Among the lines of the records, please find those that contain the word "name" and copy them.

◆ EXERCISE MATERIAL ◆
------------------------------------------------------------------------

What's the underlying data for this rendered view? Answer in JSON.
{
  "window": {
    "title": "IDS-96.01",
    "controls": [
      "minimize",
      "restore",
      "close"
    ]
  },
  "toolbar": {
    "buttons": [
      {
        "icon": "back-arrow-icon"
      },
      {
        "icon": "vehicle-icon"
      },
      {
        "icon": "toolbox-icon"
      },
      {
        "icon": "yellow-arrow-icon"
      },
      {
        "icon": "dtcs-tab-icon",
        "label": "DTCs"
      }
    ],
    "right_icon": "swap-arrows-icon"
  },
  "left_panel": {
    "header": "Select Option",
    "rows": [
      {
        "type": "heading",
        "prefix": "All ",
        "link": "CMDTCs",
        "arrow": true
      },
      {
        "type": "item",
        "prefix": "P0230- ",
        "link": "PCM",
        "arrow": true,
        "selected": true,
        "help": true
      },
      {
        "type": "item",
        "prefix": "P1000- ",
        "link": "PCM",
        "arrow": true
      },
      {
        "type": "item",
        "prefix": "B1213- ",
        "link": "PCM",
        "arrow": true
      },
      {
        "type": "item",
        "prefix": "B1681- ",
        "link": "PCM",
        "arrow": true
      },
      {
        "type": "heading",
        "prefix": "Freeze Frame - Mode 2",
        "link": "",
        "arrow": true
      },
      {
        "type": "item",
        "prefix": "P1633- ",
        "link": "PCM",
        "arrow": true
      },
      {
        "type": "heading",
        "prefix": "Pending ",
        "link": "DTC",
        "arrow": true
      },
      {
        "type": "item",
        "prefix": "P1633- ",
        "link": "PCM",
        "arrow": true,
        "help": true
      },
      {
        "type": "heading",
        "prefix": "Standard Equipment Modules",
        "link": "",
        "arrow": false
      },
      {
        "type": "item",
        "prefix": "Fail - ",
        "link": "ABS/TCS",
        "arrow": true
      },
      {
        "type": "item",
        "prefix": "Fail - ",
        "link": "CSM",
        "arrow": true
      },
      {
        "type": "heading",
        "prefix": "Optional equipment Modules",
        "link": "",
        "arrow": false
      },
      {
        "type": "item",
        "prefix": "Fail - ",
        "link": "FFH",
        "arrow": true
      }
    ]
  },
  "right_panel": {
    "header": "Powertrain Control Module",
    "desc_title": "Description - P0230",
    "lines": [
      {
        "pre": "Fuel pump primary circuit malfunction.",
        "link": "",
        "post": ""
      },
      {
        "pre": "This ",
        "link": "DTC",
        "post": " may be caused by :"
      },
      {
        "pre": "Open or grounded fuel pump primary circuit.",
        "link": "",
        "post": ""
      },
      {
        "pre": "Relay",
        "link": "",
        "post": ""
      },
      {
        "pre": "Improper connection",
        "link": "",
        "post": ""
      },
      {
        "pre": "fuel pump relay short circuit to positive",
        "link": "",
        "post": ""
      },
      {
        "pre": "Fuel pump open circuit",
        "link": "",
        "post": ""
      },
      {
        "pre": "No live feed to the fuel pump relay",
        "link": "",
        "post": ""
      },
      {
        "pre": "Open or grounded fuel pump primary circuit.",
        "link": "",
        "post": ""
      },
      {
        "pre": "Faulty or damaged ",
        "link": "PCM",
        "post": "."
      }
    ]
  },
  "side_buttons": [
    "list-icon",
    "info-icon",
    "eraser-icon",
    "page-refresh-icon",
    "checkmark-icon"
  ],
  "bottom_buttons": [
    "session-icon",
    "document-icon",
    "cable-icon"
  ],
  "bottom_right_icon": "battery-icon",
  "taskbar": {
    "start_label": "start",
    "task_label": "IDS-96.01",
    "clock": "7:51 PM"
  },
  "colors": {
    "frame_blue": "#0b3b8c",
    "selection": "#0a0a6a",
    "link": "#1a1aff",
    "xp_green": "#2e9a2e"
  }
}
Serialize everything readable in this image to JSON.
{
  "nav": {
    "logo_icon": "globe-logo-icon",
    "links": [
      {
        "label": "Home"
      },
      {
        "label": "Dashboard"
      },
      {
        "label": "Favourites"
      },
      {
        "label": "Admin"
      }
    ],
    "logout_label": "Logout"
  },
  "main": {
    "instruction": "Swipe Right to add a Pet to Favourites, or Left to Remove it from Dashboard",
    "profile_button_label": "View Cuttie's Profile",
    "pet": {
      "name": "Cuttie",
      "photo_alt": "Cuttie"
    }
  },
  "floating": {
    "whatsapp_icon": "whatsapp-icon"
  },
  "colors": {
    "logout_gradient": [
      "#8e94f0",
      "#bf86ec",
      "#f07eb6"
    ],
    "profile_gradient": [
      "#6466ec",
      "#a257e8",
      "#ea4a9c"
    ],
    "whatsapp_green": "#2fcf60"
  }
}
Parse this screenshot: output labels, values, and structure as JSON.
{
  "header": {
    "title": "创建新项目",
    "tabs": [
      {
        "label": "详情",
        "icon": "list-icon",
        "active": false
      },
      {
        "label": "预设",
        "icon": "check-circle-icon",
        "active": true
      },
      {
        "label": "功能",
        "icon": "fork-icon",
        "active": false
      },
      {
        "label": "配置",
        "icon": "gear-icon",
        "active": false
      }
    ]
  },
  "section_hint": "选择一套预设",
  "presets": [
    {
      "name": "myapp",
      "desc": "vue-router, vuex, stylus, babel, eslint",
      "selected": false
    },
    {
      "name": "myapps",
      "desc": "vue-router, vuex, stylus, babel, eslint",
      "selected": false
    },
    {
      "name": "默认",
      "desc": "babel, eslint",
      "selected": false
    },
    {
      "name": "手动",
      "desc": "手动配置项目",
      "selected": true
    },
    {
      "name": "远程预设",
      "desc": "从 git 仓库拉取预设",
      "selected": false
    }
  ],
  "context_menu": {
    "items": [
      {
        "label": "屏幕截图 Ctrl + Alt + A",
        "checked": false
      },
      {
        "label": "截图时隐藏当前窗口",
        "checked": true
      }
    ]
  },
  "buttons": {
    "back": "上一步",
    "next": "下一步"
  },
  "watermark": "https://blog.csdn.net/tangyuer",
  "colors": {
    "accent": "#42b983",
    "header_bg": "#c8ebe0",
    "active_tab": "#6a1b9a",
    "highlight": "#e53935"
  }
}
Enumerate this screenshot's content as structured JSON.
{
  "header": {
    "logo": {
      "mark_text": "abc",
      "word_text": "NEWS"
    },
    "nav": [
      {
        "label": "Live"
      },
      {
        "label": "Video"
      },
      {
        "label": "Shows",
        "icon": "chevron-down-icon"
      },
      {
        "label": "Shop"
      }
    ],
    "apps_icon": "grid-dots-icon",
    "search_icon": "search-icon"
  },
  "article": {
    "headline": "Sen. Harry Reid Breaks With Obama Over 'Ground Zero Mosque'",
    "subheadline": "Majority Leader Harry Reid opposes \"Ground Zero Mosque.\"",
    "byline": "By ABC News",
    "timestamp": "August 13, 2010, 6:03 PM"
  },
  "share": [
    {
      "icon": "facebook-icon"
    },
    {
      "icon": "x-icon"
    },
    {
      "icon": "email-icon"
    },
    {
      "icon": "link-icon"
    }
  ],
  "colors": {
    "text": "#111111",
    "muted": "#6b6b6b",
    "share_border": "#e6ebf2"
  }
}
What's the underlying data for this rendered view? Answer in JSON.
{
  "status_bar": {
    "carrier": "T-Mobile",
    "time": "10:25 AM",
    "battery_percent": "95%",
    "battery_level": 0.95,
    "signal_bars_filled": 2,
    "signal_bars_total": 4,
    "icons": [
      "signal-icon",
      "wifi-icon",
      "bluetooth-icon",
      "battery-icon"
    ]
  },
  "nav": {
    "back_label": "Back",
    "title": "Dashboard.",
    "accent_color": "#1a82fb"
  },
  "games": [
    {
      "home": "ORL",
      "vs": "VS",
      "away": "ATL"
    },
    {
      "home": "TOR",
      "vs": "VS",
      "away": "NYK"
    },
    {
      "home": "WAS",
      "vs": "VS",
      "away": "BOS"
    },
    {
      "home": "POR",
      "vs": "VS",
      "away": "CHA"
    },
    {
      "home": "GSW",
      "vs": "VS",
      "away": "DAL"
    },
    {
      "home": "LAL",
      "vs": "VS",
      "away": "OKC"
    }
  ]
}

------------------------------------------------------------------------

◆ TASK RESULT ◆
      "name": "Cuttie",
      "name": "myapp",
      "name": "myapps",
      "name": "默认",
      "name": "手动",
      "name": "远程预设",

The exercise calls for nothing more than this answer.